►

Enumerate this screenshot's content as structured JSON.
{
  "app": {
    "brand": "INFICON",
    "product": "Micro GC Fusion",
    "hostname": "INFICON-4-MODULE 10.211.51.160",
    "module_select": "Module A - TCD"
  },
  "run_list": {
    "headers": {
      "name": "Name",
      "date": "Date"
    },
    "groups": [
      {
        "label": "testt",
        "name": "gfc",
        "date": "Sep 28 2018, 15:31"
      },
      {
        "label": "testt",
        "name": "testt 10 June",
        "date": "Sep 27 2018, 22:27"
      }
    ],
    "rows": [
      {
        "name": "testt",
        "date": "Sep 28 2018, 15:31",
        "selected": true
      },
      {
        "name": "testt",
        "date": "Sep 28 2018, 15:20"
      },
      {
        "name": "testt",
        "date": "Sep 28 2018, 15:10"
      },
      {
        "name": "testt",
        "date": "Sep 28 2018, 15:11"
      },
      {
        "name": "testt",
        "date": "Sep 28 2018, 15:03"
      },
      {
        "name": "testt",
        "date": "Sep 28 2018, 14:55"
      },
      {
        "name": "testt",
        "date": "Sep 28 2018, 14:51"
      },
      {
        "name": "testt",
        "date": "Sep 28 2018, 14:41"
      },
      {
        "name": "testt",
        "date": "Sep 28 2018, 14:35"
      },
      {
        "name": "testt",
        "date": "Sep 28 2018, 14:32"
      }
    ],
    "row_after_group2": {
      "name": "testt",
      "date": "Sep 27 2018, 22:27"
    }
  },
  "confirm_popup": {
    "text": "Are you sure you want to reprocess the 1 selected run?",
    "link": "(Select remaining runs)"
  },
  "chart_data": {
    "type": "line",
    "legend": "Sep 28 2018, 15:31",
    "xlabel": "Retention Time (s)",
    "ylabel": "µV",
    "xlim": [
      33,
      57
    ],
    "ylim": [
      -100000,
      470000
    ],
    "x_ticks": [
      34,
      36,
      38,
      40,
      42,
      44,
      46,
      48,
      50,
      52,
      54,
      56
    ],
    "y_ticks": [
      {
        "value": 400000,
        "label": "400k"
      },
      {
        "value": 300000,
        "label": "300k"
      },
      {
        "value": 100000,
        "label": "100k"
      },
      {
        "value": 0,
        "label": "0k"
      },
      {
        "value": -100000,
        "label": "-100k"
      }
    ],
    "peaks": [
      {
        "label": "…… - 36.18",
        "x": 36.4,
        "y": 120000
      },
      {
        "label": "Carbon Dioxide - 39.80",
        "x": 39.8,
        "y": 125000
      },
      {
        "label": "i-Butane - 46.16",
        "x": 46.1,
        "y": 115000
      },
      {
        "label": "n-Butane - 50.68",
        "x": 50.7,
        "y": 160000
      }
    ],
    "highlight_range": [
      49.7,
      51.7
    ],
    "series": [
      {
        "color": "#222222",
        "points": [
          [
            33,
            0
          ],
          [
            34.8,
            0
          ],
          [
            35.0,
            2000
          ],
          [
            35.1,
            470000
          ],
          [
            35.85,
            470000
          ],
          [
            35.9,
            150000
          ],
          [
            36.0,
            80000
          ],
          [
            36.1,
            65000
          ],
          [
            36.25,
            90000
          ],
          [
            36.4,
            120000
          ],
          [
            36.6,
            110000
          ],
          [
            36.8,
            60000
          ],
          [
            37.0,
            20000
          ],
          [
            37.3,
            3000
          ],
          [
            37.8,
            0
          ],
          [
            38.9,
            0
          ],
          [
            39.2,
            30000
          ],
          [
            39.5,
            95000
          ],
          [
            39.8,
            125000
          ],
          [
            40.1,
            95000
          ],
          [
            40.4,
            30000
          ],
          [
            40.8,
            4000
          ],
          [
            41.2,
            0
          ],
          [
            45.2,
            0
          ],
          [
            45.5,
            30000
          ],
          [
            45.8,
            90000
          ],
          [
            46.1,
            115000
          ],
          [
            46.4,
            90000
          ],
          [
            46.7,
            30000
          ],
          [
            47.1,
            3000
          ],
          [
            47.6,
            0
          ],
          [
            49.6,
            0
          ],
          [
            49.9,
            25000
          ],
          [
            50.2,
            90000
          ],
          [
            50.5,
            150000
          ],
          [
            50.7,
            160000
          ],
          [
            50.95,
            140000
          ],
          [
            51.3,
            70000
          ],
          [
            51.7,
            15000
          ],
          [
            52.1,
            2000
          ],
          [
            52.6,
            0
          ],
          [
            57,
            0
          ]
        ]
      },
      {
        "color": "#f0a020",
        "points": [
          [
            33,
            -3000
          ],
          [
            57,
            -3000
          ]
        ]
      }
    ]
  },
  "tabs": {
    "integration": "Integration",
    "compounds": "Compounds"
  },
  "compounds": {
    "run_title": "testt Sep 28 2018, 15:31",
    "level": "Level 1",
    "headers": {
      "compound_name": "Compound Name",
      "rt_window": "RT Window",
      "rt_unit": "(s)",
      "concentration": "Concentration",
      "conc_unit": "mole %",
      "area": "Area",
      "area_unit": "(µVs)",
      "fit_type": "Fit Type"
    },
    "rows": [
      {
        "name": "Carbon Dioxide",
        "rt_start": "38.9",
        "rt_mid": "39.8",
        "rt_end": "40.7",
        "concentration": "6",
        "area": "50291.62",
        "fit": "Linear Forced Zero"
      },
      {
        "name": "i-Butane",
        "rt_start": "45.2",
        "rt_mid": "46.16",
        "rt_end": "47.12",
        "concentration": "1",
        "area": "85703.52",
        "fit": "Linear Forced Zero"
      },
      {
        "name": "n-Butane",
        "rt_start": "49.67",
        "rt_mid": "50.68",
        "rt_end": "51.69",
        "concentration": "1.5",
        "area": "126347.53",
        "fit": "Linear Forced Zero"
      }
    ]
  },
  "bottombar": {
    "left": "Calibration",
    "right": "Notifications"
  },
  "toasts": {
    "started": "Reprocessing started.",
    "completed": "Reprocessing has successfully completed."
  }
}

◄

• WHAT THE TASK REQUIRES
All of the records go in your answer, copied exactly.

• EXERCISE RESPONSE
Enumerate this screenshot's content as structured JSON.
{
  "app": {
    "brand": "INFICON",
    "product": "Micro GC Fusion",
    "hostname": "INFICON-4-MODULE 10.211.51.160",
    "module_select": "Module A - TCD"
  },
  "run_list": {
    "headers": {
      "name": "Name",
      "date": "Date"
    },
    "groups": [
      {
        "label": "testt",
        "name": "gfc",
        "date": "Sep 28 2018, 15:31"
      },
      {
        "label": "testt",
        "name": "testt 10 June",
        "date": "Sep 27 2018, 22:27"
      }
    ],
    "rows": [
      {
        "name": "testt",
        "date": "Sep 28 2018, 15:31",
        "selected": true
      },
      {
        "name": "testt",
        "date": "Sep 28 2018, 15:20"
      },
      {
        "name": "testt",
        "date": "Sep 28 2018, 15:10"
      },
      {
        "name": "testt",
        "date": "Sep 28 2018, 15:11"
      },
      {
        "name": "testt",
        "date": "Sep 28 2018, 15:03"
      },
      {
        "name": "testt",
        "date": "Sep 28 2018, 14:55"
      },
      {
        "name": "testt",
        "date": "Sep 28 2018, 14:51"
      },
      {
        "name": "testt",
        "date": "Sep 28 2018, 14:41"
      },
      {
        "name": "testt",
        "date": "Sep 28 2018, 14:35"
      },
      {
        "name": "testt",
        "date": "Sep 28 2018, 14:32"
      }
    ],
    "row_after_group2": {
      "name": "testt",
      "date": "Sep 27 2018, 22:27"
    }
  },
  "confirm_popup": {
    "text": "Are you sure you want to reprocess the 1 selected run?",
    "link": "(Select remaining runs)"
  },
  "chart_data": {
    "type": "line",
    "legend": "Sep 28 2018, 15:31",
    "xlabel": "Retention Time (s)",
    "ylabel": "µV",
    "xlim": [
      33,
      57
    ],
    "ylim": [
      -100000,
      470000
    ],
    "x_ticks": [
      34,
      36,
      38,
      40,
      42,
      44,
      46,
      48,
      50,
      52,
      54,
      56
    ],
    "y_ticks": [
      {
        "value": 400000,
        "label": "400k"
      },
      {
        "value": 300000,
        "label": "300k"
      },
      {
        "value": 100000,
        "label": "100k"
      },
      {
        "value": 0,
        "label": "0k"
      },
      {
        "value": -100000,
        "label": "-100k"
      }
    ],
    "peaks": [
      {
        "label": "…… - 36.18",
        "x": 36.4,
        "y": 120000
      },
      {
        "label": "Carbon Dioxide - 39.80",
        "x": 39.8,
        "y": 125000
      },
      {
        "label": "i-Butane - 46.16",
        "x": 46.1,
        "y": 115000
      },
      {
        "label": "n-Butane - 50.68",
        "x": 50.7,
        "y": 160000
      }
    ],
    "highlight_range": [
      49.7,
      51.7
    ],
    "series": [
      {
        "color": "#222222",
        "points": [
          [
            33,
            0
          ],
          [
            34.8,
            0
          ],
          [
            35.0,
            2000
          ],
          [
            35.1,
            470000
          ],
          [
            35.85,
            470000
          ],
          [
            35.9,
            150000
          ],
          [
            36.0,
            80000
          ],
          [
            36.1,
            65000
          ],
          [
            36.25,
            90000
          ],
          [
            36.4,
            120000
          ],
          [
            36.6,
            110000
          ],
          [
            36.8,
            60000
          ],
          [
            37.0,
            20000
          ],
          [
            37.3,
            3000
          ],
          [
            37.8,
            0
          ],
          [
            38.9,
            0
          ],
          [
            39.2,
            30000
          ],
          [
            39.5,
            95000
          ],
          [
            39.8,
            125000
          ],
          [
            40.1,
            95000
          ],
          [
            40.4,
            30000
          ],
          [
            40.8,
            4000
          ],
          [
            41.2,
            0
          ],
          [
            45.2,
            0
          ],
          [
            45.5,
            30000
          ],
          [
            45.8,
            90000
          ],
          [
            46.1,
            115000
          ],
          [
            46.4,
            90000
          ],
          [
            46.7,
            30000
          ],
          [
            47.1,
            3000
          ],
          [
            47.6,
            0
          ],
          [
            49.6,
            0
          ],
          [
            49.9,
            25000
          ],
          [
            50.2,
            90000
          ],
          [
            50.5,
            150000
          ],
          [
            50.7,
            160000
          ],
          [
            50.95,
            140000
          ],
          [
            51.3,
            70000
          ],
          [
            51.7,
            15000
          ],
          [
            52.1,
            2000
          ],
          [
            52.6,
            0
          ],
          [
            57,
            0
          ]
        ]
      },
      {
        "color": "#f0a020",
        "points": [
          [
            33,
            -3000
          ],
          [
            57,
            -3000
          ]
        ]
      }
    ]
  },
  "tabs": {
    "integration": "Integration",
    "compounds": "Compounds"
  },
  "compounds": {
    "run_title": "testt Sep 28 2018, 15:31",
    "level": "Level 1",
    "headers": {
      "compound_name": "Compound Name",
      "rt_window": "RT Window",
      "rt_unit": "(s)",
      "concentration": "Concentration",
      "conc_unit": "mole %",
      "area": "Area",
      "area_unit": "(µVs)",
      "fit_type": "Fit Type"
    },
    "rows": [
      {
        "name": "Carbon Dioxide",
        "rt_start": "38.9",
        "rt_mid": "39.8",
        "rt_end": "40.7",
        "concentration": "6",
        "area": "50291.62",
        "fit": "Linear Forced Zero"
      },
      {
        "name": "i-Butane",
        "rt_start": "45.2",
        "rt_mid": "46.16",
        "rt_end": "47.12",
        "concentration": "1",
        "area": "85703.52",
        "fit": "Linear Forced Zero"
      },
      {
        "name": "n-Butane",
        "rt_start": "49.67",
        "rt_mid": "50.68",
        "rt_end": "51.69",
        "concentration": "1.5",
        "area": "126347.53",
        "fit": "Linear Forced Zero"
      }
    ]
  },
  "bottombar": {
    "left": "Calibration",
    "right": "Notifications"
  },
  "toasts": {
    "started": "Reprocessing started.",
    "completed": "Reprocessing has successfully completed."
  }
}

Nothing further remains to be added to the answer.